* Exercise prompt *
The answer must consist of every line in the data that contains "name".

Interface dataset entries
====================

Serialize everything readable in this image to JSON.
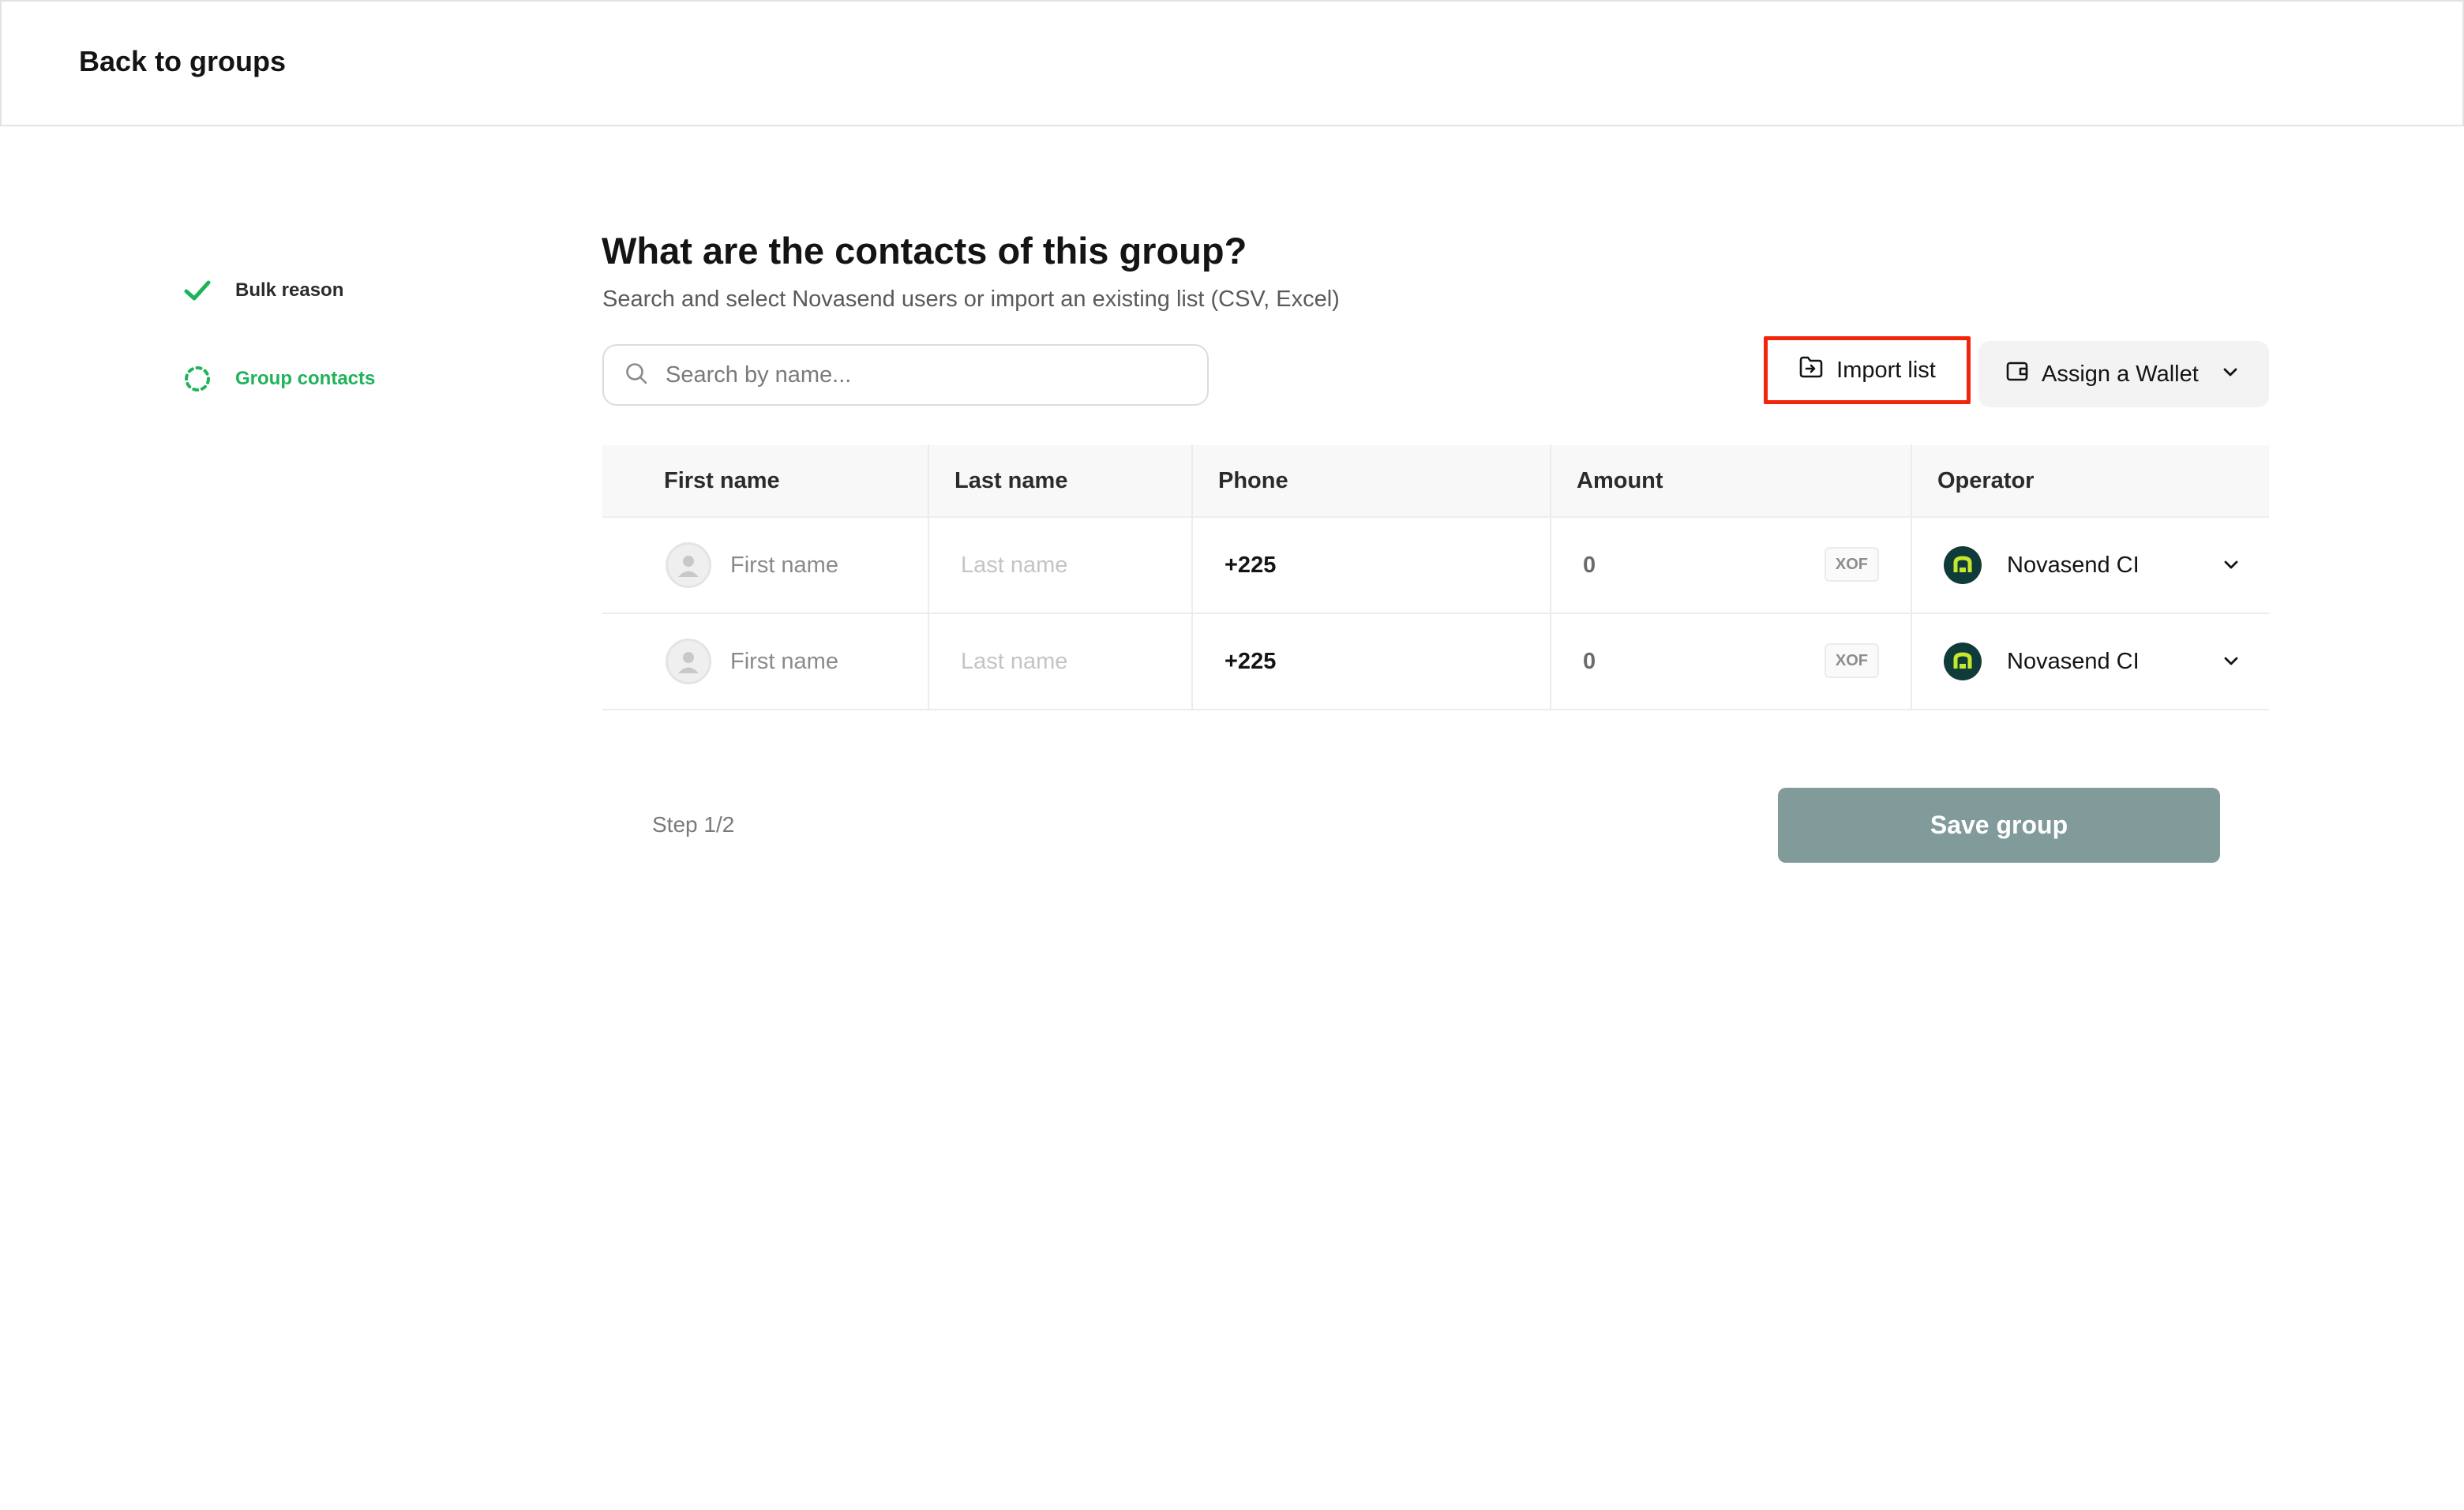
{
  "header": {
    "back_label": "Back to groups"
  },
  "stepper": {
    "steps": [
      {
        "label": "Bulk reason",
        "state": "done",
        "icon": "check-icon"
      },
      {
        "label": "Group contacts",
        "state": "active",
        "icon": "progress-ring-icon"
      }
    ]
  },
  "main": {
    "title": "What are the contacts of this group?",
    "subtitle": "Search and select Novasend users or import an existing list (CSV, Excel)",
    "search": {
      "placeholder": "Search by name...",
      "value": ""
    },
    "import_label": "Import list",
    "wallet_label": "Assign a Wallet"
  },
  "table": {
    "columns": [
      "First name",
      "Last name",
      "Phone",
      "Amount",
      "Operator"
    ],
    "rows": [
      {
        "first_name_placeholder": "First name",
        "last_name_placeholder": "Last name",
        "phone": "+225",
        "amount": "0",
        "currency": "XOF",
        "operator": "Novasend CI"
      },
      {
        "first_name_placeholder": "First name",
        "last_name_placeholder": "Last name",
        "phone": "+225",
        "amount": "0",
        "currency": "XOF",
        "operator": "Novasend CI"
      }
    ]
  },
  "footer": {
    "step_counter": "Step 1/2",
    "save_label": "Save group"
  },
  "colors": {
    "accent_green": "#1fb35a",
    "highlight_red": "#f0250a",
    "save_button": "#819b9a",
    "operator_logo_bg": "#0f3b3b",
    "operator_logo_fg": "#c6e82b"
  }
}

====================

* Answer section *
      "placeholder": "Search by name...",
      "First name",
      "Last name",
        "first_name_placeholder": "First name",
        "last_name_placeholder": "Last name",
        "first_name_placeholder": "First name",
        "last_name_placeholder": "Last name",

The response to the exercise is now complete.